"From the co-mingling of these early tribes, through vast ages of slow development written letters and alphabets developed gradually with this symbol [sigma] always prominent and apparently always meaning GOOD LUCK either in love, war, hunting, fishing or in trade.

"The symbol is quite prominent in the alphabet of the early Phoenicians, the symbol being naturally very popular because of its meaning. This probably explains why it became the most used letter of all alphabets — Hebrew, Helenic and Egyptian writings. An example is the Greek letter Epsilon which is a development of this same symbol. It is the most popular letter of ancient alphabets remaining to this day in the English alphabet in the form of the letter E which is the most used of all letters in writing. If you will write the letter (E) in the Greek fashion, as many writers do, the similarity of this sign is quite apparent.

"Bridging the gap of time we find it was used in the early cowboy days on the Wester plains as a favored branding mark for cattle, and was known as the lazy W. The brand, naturally, meaning, good luck to the ranch owner. Horses and cows so branded were supposed to be less apt to stray or be stolen.

"Its latest usage was its adoption by this firm two generations ago as a trade mark for jewelry."

Lucky or not, It wasn’t long before J. R. Wood & Sons abandoned the use of their unusual trademark. By the 1940s, the company’s focus appears to have narrowed to the production of wedding bands marketed under the brand name "Artcarved" and "Woodcrest," advertised heavily in Life Magazine. This advertisement, from the December 4, 1950 issue of Life, indicates that the company was turning a century old, supporting the statement at the Illusion Jewels website that the company was founded in 1850.
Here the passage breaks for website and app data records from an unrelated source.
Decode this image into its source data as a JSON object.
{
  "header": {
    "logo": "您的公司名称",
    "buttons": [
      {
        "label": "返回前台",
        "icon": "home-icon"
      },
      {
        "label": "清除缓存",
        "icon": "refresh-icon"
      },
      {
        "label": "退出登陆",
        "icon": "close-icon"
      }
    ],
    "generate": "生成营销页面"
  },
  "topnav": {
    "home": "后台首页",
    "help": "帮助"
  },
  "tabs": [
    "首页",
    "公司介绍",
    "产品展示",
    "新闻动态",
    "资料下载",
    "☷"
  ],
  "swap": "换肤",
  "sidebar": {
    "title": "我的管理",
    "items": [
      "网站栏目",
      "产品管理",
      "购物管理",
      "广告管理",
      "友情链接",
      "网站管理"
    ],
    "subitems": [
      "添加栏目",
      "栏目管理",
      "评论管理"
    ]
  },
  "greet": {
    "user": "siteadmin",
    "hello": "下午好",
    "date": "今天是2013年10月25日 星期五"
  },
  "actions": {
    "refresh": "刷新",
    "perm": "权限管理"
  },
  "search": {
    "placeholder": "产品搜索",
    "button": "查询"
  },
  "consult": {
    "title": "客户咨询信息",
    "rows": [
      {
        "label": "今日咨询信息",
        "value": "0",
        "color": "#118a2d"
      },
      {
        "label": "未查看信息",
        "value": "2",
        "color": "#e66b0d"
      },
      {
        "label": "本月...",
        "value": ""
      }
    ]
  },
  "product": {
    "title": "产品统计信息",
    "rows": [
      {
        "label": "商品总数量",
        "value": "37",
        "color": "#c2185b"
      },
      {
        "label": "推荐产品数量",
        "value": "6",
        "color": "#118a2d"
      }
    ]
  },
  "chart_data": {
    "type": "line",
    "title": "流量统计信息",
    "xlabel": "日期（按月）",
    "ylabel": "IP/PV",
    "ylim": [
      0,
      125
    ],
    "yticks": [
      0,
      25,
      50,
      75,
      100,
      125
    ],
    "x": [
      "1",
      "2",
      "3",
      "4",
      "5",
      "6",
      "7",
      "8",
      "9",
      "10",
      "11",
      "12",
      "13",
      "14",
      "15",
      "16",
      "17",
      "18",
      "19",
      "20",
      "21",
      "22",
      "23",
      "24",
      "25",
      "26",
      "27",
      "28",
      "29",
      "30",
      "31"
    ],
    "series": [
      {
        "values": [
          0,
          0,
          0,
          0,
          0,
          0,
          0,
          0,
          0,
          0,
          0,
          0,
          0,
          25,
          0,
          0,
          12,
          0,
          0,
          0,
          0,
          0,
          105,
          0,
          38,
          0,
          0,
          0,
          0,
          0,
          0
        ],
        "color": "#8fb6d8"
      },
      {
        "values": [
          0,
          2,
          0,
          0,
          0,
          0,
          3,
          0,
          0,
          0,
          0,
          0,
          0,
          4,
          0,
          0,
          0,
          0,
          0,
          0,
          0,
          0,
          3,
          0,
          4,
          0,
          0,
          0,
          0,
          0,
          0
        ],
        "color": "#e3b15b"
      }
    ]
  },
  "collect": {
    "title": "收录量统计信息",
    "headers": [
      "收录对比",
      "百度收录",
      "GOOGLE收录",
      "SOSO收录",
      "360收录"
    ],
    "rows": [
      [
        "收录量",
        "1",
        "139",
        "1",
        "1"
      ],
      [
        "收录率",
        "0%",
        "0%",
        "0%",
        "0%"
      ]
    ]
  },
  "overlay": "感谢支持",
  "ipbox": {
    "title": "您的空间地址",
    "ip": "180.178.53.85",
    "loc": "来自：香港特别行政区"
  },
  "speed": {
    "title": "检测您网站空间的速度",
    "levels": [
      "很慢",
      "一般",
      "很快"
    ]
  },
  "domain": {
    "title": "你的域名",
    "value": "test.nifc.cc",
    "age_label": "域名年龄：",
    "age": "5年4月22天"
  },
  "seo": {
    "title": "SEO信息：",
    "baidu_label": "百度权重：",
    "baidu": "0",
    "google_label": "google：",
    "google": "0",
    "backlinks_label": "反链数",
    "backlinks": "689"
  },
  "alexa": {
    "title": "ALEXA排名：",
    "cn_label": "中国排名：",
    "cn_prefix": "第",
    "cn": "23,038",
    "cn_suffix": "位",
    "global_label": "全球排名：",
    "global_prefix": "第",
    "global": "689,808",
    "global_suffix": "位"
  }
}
According to Illusion Jewels, the firm merged with Lenox, Inc. in 1970 and was formally renamed "Artcarved, Inc." in 1975. The company is still in existence today, still using the "Artcarved" name – their website is

So our sigma (or epsilon or lazy W of cowboy fame) wasn’t intended as anything more than a symbol designating good luck – one so obscure that it took two pages in the company’s catalog to explain. My research so far indicates that the company’s gushing explanation of the symbol’s significance is nothing more than marketing hogwash, although I have found references that the sideways W is sometimes referred to as a "Lazy W." Perhaps that’s the best interpretation, in light of the coincidental association of the symbol with "Wood."

One thing’s for sure: while I never thought of this as a good luck symbol before, after stumbling across all of this information ...

I do now!


Chthulhu said...

Jon, some of us are *very* glad to see you blogging again! :-)

Jon Veley said...

Thanks! It feels great to be back!